## INSTRUCTIONS TO FOLLOW
Show every line of the records below that contains the word "icon".

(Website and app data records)
+===+

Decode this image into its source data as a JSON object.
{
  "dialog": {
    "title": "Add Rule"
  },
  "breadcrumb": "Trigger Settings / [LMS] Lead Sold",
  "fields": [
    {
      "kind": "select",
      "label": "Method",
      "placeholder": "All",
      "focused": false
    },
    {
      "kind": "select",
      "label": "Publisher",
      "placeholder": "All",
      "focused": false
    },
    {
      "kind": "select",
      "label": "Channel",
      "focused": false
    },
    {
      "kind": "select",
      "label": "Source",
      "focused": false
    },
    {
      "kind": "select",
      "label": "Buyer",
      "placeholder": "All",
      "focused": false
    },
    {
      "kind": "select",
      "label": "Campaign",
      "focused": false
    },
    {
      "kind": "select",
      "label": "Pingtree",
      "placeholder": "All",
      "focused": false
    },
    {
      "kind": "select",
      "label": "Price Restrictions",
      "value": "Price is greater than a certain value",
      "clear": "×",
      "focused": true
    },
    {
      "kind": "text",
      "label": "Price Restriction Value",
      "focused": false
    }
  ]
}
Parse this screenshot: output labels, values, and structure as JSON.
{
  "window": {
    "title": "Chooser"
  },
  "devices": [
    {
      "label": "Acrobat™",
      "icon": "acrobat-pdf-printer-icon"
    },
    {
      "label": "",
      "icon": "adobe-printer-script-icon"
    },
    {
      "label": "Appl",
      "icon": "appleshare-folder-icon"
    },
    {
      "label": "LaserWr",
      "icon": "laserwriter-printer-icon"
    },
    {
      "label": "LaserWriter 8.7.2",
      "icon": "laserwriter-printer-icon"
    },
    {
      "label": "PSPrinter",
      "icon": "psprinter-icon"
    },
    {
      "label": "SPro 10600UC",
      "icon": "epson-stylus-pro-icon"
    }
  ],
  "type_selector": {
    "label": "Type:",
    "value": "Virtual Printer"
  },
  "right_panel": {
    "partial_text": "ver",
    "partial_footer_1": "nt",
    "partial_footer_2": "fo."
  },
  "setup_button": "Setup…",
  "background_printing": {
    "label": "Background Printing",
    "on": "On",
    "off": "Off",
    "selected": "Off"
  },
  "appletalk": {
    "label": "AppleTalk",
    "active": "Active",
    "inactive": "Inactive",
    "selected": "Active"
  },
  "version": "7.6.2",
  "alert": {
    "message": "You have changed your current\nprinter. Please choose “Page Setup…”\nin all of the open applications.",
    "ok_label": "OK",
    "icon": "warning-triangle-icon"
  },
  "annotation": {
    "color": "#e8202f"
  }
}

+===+

## SOLUTION TO THE EXERCISE
      "icon": "acrobat-pdf-printer-icon"
      "icon": "adobe-printer-script-icon"
      "icon": "appleshare-folder-icon"
      "icon": "laserwriter-printer-icon"
      "icon": "laserwriter-printer-icon"
      "icon": "psprinter-icon"
      "icon": "epson-stylus-pro-icon"
    "icon": "warning-triangle-icon"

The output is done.